Task brief: The lines needed are those below that contain the word "chevron"; copy each one.

*** Information shown ***

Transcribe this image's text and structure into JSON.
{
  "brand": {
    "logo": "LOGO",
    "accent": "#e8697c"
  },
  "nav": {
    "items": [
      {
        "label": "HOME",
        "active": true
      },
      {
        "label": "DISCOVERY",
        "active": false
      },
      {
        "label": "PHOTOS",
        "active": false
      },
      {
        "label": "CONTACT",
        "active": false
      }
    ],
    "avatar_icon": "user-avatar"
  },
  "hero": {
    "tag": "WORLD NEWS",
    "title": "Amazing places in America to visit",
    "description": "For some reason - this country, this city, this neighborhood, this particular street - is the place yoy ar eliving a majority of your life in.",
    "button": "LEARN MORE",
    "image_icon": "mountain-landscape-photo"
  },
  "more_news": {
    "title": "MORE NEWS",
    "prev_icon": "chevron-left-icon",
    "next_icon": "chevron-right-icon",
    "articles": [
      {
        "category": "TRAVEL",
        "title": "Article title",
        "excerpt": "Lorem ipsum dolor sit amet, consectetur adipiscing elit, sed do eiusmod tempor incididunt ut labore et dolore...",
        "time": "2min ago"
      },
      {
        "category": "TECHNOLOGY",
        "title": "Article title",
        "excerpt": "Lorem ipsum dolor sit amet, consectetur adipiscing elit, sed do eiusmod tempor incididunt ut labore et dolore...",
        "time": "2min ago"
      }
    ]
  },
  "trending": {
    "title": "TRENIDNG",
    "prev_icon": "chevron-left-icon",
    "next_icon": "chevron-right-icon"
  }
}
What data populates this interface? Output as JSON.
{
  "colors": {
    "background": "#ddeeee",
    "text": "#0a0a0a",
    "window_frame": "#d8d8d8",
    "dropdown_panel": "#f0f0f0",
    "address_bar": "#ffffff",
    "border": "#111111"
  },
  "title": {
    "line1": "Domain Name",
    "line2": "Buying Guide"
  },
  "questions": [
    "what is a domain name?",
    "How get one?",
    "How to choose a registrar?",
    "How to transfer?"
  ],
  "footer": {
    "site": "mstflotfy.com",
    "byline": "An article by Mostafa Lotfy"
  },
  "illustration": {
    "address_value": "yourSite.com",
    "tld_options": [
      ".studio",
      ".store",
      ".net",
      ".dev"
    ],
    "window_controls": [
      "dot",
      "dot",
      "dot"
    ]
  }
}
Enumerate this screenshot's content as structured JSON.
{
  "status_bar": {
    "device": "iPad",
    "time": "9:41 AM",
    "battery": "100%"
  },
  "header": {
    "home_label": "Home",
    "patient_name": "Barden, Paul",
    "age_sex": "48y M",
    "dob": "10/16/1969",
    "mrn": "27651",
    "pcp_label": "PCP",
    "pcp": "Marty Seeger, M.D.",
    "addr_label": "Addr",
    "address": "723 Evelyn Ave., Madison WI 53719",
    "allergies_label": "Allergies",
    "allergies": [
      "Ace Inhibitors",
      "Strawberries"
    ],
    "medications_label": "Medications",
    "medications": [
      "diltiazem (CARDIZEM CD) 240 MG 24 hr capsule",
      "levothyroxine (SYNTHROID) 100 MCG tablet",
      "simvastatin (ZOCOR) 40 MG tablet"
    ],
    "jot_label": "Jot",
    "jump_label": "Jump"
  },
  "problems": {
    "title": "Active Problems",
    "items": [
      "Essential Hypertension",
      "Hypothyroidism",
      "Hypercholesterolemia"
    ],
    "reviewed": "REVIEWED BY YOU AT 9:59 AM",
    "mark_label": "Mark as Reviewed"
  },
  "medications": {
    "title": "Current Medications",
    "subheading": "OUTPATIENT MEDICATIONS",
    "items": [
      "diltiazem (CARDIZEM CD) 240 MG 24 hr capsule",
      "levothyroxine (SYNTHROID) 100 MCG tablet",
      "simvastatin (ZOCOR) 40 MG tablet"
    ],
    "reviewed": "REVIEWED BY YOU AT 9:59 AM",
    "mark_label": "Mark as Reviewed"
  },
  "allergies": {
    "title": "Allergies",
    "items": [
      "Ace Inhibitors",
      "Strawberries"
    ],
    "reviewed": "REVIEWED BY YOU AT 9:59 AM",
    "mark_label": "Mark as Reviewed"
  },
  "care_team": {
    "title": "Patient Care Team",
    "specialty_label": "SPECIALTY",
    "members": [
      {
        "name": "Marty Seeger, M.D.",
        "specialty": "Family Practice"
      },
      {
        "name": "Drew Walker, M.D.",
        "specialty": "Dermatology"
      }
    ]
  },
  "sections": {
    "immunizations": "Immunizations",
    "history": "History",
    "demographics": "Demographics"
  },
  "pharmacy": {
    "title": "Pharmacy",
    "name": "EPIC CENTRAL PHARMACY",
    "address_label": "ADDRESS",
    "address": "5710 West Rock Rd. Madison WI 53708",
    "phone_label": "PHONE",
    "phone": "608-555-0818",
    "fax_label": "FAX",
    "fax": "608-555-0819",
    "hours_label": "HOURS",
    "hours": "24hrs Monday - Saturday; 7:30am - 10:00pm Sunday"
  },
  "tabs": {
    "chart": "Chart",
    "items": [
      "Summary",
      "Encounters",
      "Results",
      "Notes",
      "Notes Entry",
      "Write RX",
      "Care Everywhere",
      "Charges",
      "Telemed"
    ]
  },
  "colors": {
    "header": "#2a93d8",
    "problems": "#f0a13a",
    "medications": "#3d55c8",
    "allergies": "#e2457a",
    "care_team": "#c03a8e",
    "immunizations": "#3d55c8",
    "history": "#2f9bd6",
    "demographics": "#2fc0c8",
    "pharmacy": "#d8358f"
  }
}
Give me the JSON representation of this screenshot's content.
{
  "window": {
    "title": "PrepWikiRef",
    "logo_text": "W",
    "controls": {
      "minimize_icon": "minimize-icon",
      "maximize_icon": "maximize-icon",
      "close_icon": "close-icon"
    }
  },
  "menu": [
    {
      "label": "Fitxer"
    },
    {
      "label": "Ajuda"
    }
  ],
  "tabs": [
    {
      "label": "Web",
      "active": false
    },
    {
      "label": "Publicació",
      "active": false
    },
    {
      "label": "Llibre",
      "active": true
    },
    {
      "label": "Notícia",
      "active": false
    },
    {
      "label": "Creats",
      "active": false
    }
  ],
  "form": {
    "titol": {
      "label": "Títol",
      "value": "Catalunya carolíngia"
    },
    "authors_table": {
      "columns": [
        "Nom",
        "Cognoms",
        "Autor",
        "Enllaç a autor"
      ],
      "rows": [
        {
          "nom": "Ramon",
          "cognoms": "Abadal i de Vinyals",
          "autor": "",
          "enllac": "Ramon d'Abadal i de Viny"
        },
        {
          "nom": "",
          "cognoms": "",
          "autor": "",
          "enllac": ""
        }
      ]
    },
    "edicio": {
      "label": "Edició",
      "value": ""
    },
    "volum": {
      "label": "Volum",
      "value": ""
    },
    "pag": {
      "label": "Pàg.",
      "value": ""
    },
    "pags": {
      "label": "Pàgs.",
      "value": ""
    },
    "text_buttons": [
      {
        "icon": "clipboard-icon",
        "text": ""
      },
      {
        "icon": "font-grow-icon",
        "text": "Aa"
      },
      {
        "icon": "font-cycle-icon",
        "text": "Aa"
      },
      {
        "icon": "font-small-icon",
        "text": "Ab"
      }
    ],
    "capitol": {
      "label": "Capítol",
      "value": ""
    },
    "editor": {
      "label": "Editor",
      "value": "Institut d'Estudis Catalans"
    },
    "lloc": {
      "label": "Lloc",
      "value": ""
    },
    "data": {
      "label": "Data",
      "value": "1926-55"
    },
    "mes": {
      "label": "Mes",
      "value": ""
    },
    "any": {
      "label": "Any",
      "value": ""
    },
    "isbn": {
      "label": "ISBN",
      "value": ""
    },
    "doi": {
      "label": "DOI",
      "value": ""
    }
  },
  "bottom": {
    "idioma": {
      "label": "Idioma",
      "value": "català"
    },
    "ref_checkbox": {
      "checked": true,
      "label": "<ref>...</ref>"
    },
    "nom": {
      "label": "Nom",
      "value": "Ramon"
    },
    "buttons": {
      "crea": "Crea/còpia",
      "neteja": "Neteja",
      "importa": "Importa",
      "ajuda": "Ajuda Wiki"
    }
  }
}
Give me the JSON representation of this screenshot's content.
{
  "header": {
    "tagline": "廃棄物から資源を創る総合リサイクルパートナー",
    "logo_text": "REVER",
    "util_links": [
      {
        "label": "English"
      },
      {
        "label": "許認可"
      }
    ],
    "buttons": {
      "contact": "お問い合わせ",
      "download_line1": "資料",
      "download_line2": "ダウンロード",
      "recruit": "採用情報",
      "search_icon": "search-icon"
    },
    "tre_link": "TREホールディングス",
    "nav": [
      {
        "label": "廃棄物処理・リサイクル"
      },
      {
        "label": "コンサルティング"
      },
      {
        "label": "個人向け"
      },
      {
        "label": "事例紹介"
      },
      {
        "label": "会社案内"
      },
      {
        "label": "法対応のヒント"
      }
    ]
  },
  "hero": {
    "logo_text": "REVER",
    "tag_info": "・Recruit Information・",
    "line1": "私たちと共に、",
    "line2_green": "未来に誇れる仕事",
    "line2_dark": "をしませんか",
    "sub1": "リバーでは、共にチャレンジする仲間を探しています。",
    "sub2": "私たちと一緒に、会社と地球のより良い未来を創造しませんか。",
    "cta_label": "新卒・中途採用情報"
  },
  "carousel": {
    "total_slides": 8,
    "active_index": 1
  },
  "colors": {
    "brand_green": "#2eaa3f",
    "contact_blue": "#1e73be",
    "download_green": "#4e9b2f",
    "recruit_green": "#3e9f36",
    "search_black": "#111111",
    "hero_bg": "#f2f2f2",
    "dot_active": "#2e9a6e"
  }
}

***

Solution to this task:
    "prev_icon": "chevron-left-icon",
    "next_icon": "chevron-right-icon",
    "prev_icon": "chevron-left-icon",
    "next_icon": "chevron-right-icon"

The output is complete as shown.